Assisting the Probation Service in the use of electronic monitoring systems


One of the highest in Europe, the prison population in Turkey stood at around 120,000 in 2012. In many countries, electronic monitoring reduces the need to keep offenders in pretrial custody or for parts or all of their sentences as it enables judges to give non-custodial, community-based punishments as an alternative. In 2012, nearly 99,000 offenders were serving community-based sentences, supervised by a professional Probation Service. However current legislation does not allow the Probation Service to use electronic monitoring to supervise people facing trial or on parole. Studies show that 60,000 prisoners could be released pending trial were an electronic monitoring system in place.

The aims of the project and its core activities

As part of the general objective to prevent and reduce incidents of crime, the project aims to establish an effective and functional electronic monitoring system in Turkey in line with European standards. The project will be administered by the Director General of Prisons and Detention Houses at the Ministry of Justice.

In order to devise a system suited to Turkey’s needs, a one-year pilot programme will be conducted in 12 of the country’s 133 probation centres, which will be selected depending on different population densities.

To conduct the trials, which will be formulated following an examination of best practices in the EU, intervention teams will be trained for the 12 selected probation centres, which will receive all the required equipment. A central monitoring centre will also be established.

In advance of the pilot programme, the probation service will also formulate the necessary policies for implementing electronic monitoring, including procedures for breaches, registering new offenders, reporting arrangements, risk assessment and evaluation.

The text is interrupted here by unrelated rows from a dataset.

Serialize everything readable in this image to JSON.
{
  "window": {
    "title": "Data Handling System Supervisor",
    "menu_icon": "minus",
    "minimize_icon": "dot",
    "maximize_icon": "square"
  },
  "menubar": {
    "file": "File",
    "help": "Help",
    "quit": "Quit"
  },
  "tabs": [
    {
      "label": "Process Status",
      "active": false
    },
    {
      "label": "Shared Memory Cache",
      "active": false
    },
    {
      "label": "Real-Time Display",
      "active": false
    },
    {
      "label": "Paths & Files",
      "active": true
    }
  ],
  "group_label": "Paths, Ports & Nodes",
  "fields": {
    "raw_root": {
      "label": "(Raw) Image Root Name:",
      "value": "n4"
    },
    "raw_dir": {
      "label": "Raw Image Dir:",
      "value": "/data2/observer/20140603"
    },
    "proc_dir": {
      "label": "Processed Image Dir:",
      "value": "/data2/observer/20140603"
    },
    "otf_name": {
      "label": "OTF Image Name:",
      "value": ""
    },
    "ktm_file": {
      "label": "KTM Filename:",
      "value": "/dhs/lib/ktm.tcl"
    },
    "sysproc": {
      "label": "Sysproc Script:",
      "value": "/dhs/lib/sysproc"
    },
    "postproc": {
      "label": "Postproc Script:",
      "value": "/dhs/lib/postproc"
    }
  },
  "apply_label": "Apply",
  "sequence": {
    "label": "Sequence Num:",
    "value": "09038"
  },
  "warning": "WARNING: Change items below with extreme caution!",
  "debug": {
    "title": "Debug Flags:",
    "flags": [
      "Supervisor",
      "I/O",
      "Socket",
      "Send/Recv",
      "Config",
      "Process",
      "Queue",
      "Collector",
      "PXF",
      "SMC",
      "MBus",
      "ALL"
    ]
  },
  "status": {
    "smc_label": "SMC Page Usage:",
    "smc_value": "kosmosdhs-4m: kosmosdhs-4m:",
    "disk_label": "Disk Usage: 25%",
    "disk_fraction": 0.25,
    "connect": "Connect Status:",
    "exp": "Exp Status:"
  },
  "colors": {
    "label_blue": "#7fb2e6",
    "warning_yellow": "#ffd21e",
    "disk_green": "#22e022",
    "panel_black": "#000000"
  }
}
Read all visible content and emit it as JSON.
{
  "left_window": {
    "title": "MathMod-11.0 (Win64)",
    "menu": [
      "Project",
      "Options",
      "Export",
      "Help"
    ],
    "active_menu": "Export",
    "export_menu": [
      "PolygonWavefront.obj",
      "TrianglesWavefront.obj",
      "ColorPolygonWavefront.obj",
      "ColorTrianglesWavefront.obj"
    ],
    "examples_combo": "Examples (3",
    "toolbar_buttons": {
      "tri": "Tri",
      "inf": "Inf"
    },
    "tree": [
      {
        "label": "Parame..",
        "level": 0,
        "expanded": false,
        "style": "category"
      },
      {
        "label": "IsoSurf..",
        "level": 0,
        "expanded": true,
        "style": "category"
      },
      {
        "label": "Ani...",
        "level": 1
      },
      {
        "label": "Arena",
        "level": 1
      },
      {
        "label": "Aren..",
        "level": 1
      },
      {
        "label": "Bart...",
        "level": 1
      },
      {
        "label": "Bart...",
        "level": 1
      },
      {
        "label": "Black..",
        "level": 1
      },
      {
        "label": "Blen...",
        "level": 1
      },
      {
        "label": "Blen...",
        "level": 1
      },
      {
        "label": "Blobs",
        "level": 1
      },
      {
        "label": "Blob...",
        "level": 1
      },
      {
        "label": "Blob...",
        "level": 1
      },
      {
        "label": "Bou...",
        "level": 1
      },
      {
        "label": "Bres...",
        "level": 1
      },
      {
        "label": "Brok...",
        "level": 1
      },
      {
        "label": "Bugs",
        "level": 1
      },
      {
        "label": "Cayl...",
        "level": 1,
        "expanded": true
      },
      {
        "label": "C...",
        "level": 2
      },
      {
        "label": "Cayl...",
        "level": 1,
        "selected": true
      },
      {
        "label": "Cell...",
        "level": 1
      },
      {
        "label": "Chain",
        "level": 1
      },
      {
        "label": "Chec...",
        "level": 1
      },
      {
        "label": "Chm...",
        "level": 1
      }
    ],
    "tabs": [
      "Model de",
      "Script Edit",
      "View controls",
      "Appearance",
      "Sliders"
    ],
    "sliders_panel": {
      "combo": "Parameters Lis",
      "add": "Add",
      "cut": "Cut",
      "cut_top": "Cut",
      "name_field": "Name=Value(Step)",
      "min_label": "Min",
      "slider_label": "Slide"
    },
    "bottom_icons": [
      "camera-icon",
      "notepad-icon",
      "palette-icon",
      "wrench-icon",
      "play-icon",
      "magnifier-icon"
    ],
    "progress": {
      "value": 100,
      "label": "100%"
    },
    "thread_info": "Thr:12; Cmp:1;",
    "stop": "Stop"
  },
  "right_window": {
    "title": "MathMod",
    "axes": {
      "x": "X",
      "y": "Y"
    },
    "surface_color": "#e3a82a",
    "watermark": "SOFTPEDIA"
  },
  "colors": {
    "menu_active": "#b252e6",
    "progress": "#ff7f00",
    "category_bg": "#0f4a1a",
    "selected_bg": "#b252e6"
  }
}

The experiences from these trials – in issues such as the ideal period of time for electronic monitoring, the conditions under which breaches are likely to happen, cultural problems that may be expected – will be considered when finalising the draft law on introducing electronic monitoring.